▽

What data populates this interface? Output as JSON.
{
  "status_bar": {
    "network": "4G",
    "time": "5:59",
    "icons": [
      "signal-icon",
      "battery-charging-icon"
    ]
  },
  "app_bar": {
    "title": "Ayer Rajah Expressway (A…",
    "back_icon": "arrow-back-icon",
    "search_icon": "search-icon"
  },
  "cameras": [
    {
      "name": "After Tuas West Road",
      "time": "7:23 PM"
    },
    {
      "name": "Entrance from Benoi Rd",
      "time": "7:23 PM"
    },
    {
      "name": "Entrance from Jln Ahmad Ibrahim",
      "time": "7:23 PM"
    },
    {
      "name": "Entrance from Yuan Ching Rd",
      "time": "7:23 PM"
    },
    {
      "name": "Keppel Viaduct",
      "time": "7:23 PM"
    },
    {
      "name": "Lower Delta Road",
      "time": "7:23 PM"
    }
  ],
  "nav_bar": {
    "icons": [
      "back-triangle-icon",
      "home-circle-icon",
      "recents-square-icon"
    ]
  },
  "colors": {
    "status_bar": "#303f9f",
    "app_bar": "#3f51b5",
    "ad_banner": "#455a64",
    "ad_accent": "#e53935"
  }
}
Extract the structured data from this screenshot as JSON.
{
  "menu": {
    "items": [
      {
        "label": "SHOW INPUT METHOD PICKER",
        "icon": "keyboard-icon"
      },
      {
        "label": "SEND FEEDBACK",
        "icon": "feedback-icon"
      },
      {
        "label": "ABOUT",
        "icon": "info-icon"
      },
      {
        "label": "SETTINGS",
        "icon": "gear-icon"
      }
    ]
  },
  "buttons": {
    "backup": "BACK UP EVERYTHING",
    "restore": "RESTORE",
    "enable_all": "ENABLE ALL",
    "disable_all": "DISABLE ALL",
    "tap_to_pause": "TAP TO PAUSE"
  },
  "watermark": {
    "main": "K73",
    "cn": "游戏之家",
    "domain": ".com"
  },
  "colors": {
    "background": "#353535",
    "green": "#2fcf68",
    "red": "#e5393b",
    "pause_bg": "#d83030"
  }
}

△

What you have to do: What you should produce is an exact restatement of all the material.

Output for this exercise:
What data populates this interface? Output as JSON.
{
  "status_bar": {
    "network": "4G",
    "time": "5:59",
    "icons": [
      "signal-icon",
      "battery-charging-icon"
    ]
  },
  "app_bar": {
    "title": "Ayer Rajah Expressway (A…",
    "back_icon": "arrow-back-icon",
    "search_icon": "search-icon"
  },
  "cameras": [
    {
      "name": "After Tuas West Road",
      "time": "7:23 PM"
    },
    {
      "name": "Entrance from Benoi Rd",
      "time": "7:23 PM"
    },
    {
      "name": "Entrance from Jln Ahmad Ibrahim",
      "time": "7:23 PM"
    },
    {
      "name": "Entrance from Yuan Ching Rd",
      "time": "7:23 PM"
    },
    {
      "name": "Keppel Viaduct",
      "time": "7:23 PM"
    },
    {
      "name": "Lower Delta Road",
      "time": "7:23 PM"
    }
  ],
  "nav_bar": {
    "icons": [
      "back-triangle-icon",
      "home-circle-icon",
      "recents-square-icon"
    ]
  },
  "colors": {
    "status_bar": "#303f9f",
    "app_bar": "#3f51b5",
    "ad_banner": "#455a64",
    "ad_accent": "#e53935"
  }
}
Extract the structured data from this screenshot as JSON.
{
  "menu": {
    "items": [
      {
        "label": "SHOW INPUT METHOD PICKER",
        "icon": "keyboard-icon"
      },
      {
        "label": "SEND FEEDBACK",
        "icon": "feedback-icon"
      },
      {
        "label": "ABOUT",
        "icon": "info-icon"
      },
      {
        "label": "SETTINGS",
        "icon": "gear-icon"
      }
    ]
  },
  "buttons": {
    "backup": "BACK UP EVERYTHING",
    "restore": "RESTORE",
    "enable_all": "ENABLE ALL",
    "disable_all": "DISABLE ALL",
    "tap_to_pause": "TAP TO PAUSE"
  },
  "watermark": {
    "main": "K73",
    "cn": "游戏之家",
    "domain": ".com"
  },
  "colors": {
    "background": "#353535",
    "green": "#2fcf68",
    "red": "#e5393b",
    "pause_bg": "#d83030"
  }
}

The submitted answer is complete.